Privacy has traditionally been framed as a way for individuals to protect themselves from the consequences of too much information disclosure. However, privacy can be a means to enhance social media outcomes and is essential for coordinating cooperative relationships. In this workshop we seek to: a) broaden the lens of social media privacy research to examine the benefits and outcomes of interactional privacy as they relate to social media goals; and b) discuss the design of social media interfaces that are responsive to both relational and privacy needs.
As our lives are more commonly mediated by IT, an interactional perspective of privacy is increasingly applicable to the study of how people find and construct privacy in socio-technical interactions. This perspective has received increasing attention within the HCI research community in recent years. While the interactional perspective has proven effective as a starting point for theoretical and empirical studies of privacy in relation to everyday use of IT, there remain important open questions regarding how to translate results based on this perspective into design practice. Addressing these questions requires a greater sensitivity to when interactional privacy is applicable, a better understanding of suitable research methods, and more effective means for communicating results to the research and practitioner communities.

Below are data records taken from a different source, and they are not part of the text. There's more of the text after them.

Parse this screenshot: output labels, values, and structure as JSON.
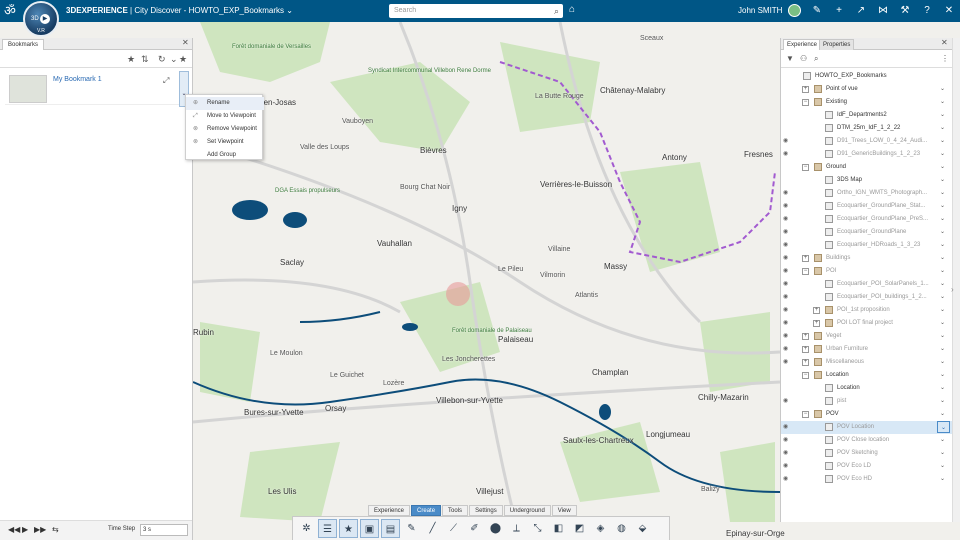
{
  "app": {
    "brand": "3DEXPERIENCE",
    "title_separator": "|",
    "title": "City Discover - HOWTO_EXP_Bookmarks",
    "compass_version": "V.R"
  },
  "topbar": {
    "search_placeholder": "Search",
    "user_name": "John SMITH"
  },
  "left_panel": {
    "tab_label": "Bookmarks",
    "bookmark": {
      "name": "My Bookmark 1"
    },
    "context_menu": [
      "Rename",
      "Move to Viewpoint",
      "Remove Viewpoint",
      "Set Viewpoint",
      "Add Group"
    ],
    "time_step_label": "Time Step",
    "time_step_value": "3 s"
  },
  "right_panel": {
    "tabs": [
      "Experience",
      "Properties"
    ],
    "tree": [
      {
        "label": "HOWTO_EXP_Bookmarks",
        "level": 0,
        "folder": false,
        "dim": false,
        "eye": false
      },
      {
        "label": "Point of vue",
        "level": 1,
        "folder": true,
        "dim": false,
        "eye": false,
        "tog": "+"
      },
      {
        "label": "Existing",
        "level": 1,
        "folder": true,
        "dim": false,
        "eye": false,
        "tog": "−"
      },
      {
        "label": "IdF_Departments2",
        "level": 2,
        "folder": false,
        "dim": false,
        "eye": false
      },
      {
        "label": "DTM_25m_IdF_1_2_22",
        "level": 2,
        "folder": false,
        "dim": false,
        "eye": false
      },
      {
        "label": "D91_Trees_LOW_0_4_24_Audi...",
        "level": 2,
        "folder": false,
        "dim": true,
        "eye": true
      },
      {
        "label": "D91_GenericBuildings_1_2_23",
        "level": 2,
        "folder": false,
        "dim": true,
        "eye": true
      },
      {
        "label": "Ground",
        "level": 1,
        "folder": true,
        "dim": false,
        "eye": false,
        "tog": "−"
      },
      {
        "label": "3DS Map",
        "level": 2,
        "folder": false,
        "dim": false,
        "eye": false
      },
      {
        "label": "Ortho_IGN_WMTS_Photograph...",
        "level": 2,
        "folder": false,
        "dim": true,
        "eye": true
      },
      {
        "label": "Ecoquartier_GroundPlane_Stat...",
        "level": 2,
        "folder": false,
        "dim": true,
        "eye": true
      },
      {
        "label": "Ecoquartier_GroundPlane_PreS...",
        "level": 2,
        "folder": false,
        "dim": true,
        "eye": true
      },
      {
        "label": "Ecoquartier_GroundPlane",
        "level": 2,
        "folder": false,
        "dim": true,
        "eye": true
      },
      {
        "label": "Ecoquartier_HDRoads_1_3_23",
        "level": 2,
        "folder": false,
        "dim": true,
        "eye": true
      },
      {
        "label": "Buildings",
        "level": 1,
        "folder": true,
        "dim": true,
        "eye": true,
        "tog": "+"
      },
      {
        "label": "POI",
        "level": 1,
        "folder": true,
        "dim": true,
        "eye": true,
        "tog": "−"
      },
      {
        "label": "Ecoquartier_POI_SolarPanels_1...",
        "level": 2,
        "folder": false,
        "dim": true,
        "eye": true
      },
      {
        "label": "Ecoquartier_POI_buildings_1_2...",
        "level": 2,
        "folder": false,
        "dim": true,
        "eye": true
      },
      {
        "label": "POI_1st proposition",
        "level": 2,
        "folder": true,
        "dim": true,
        "eye": true,
        "tog": "+"
      },
      {
        "label": "POI LOT final project",
        "level": 2,
        "folder": true,
        "dim": true,
        "eye": true,
        "tog": "+"
      },
      {
        "label": "Veget",
        "level": 1,
        "folder": true,
        "dim": true,
        "eye": true,
        "tog": "+"
      },
      {
        "label": "Urban Furniture",
        "level": 1,
        "folder": true,
        "dim": true,
        "eye": true,
        "tog": "+"
      },
      {
        "label": "Miscellaneous",
        "level": 1,
        "folder": true,
        "dim": true,
        "eye": true,
        "tog": "+"
      },
      {
        "label": "Location",
        "level": 1,
        "folder": true,
        "dim": false,
        "eye": false,
        "tog": "−"
      },
      {
        "label": "Location",
        "level": 2,
        "folder": false,
        "dim": false,
        "eye": false
      },
      {
        "label": "pist",
        "level": 2,
        "folder": false,
        "dim": true,
        "eye": true
      },
      {
        "label": "POV",
        "level": 1,
        "folder": true,
        "dim": false,
        "eye": false,
        "tog": "−"
      },
      {
        "label": "POV Location",
        "level": 2,
        "folder": false,
        "dim": true,
        "eye": true,
        "selected": true
      },
      {
        "label": "POV Close location",
        "level": 2,
        "folder": false,
        "dim": true,
        "eye": true
      },
      {
        "label": "POV Sketching",
        "level": 2,
        "folder": false,
        "dim": true,
        "eye": true
      },
      {
        "label": "POV Eco LD",
        "level": 2,
        "folder": false,
        "dim": true,
        "eye": true
      },
      {
        "label": "POV Eco HD",
        "level": 2,
        "folder": false,
        "dim": true,
        "eye": true
      }
    ]
  },
  "action_bar": {
    "tabs": [
      "Experience",
      "Create",
      "Tools",
      "Settings",
      "Underground",
      "View"
    ],
    "active_tab": "Create",
    "tools": [
      "compass-tool-icon",
      "bookmark-list-icon",
      "add-bookmark-icon",
      "image-bookmark-icon",
      "table-icon",
      "pen-icon",
      "line-icon",
      "polyline-icon",
      "brush-icon",
      "marker-icon",
      "measure-icon",
      "dimension-icon",
      "cube-icon",
      "box-edit-icon",
      "layers-icon",
      "sphere-icon",
      "paint-bucket-icon"
    ]
  },
  "map": {
    "labels": [
      "Forêt domaniale de Versailles",
      "Jouy-en-Josas",
      "Vauboyen",
      "Bièvres",
      "Châtenay-Malabry",
      "Antony",
      "Fresnes",
      "Verrières-le-Buisson",
      "Igny",
      "Bourg Chat Noir",
      "Vauhallan",
      "Saclay",
      "Massy",
      "Palaiseau",
      "Forêt domaniale de Palaiseau",
      "Rubin",
      "Le Moulon",
      "Orsay",
      "Bures-sur-Yvette",
      "Villebon-sur-Yvette",
      "Champlan",
      "Chilly-Mazarin",
      "Saulx-les-Chartreux",
      "Longjumeau",
      "Les Ulis",
      "Villejust",
      "Epinay-sur-Orge",
      "Valle des Loups",
      "Le Pileu",
      "Vilmorin",
      "Atlantis",
      "Lozère",
      "Le Guichet",
      "Les Joncherettes",
      "La Butte Rouge",
      "Sceaux",
      "Balizy",
      "Villaine",
      "DGA Essais propulseurs",
      "Syndicat Intercommunal Villebon Rene Dorme"
    ]
  },
  "colors": {
    "topbar": "#005686",
    "accent": "#4a8bc8",
    "map_green": "#c9e2b8",
    "water": "#0d4d7a",
    "boundary": "#a25ad0"
  }
}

Privacy protection and management in social media becomes increasingly important. The involvement of multiple stakeholders in personal data makes privacy protection and management no longer a task for indi-vidual users and thus requires the collaboration among all stakeholders. This workshop on collaborative privacy practices (CPP) has three main goals. First, we will explore the contributions that CSCW research has made to our understanding of CPP. Second, we will identify challenges to conceptualizing CPP and to designing and evaluating tools for enacting CPP. Third, we will develop a research agenda for future research on CPP.